**** Source material
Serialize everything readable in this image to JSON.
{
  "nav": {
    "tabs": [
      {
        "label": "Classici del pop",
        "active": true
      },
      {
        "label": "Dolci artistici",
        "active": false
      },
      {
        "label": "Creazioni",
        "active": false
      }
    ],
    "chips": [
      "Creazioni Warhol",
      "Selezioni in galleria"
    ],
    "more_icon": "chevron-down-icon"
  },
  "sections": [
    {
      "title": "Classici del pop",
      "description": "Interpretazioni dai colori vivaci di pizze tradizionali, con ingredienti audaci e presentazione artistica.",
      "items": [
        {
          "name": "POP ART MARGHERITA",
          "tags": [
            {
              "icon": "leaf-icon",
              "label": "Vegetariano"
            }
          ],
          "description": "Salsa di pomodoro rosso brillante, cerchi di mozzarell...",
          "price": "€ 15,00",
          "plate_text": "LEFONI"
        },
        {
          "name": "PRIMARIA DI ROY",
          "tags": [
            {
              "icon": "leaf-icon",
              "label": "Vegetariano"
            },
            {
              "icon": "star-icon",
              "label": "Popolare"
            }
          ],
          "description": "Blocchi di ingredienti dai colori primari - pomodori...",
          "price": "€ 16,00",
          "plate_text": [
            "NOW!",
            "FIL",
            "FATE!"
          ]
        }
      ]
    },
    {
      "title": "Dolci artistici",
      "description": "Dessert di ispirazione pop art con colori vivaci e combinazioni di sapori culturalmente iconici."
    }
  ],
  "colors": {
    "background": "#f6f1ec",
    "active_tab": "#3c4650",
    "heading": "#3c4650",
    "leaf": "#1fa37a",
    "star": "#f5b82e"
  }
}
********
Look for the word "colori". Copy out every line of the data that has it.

▶ _Response area_:
      "description": "Interpretazioni dai colori vivaci di pizze tradizionali, con ingredienti audaci e presentazione artistica.",
          "description": "Blocchi di ingredienti dai colori primari - pomodori...",
      "description": "Dessert di ispirazione pop art con colori vivaci e combinazioni di sapori culturalmente iconici."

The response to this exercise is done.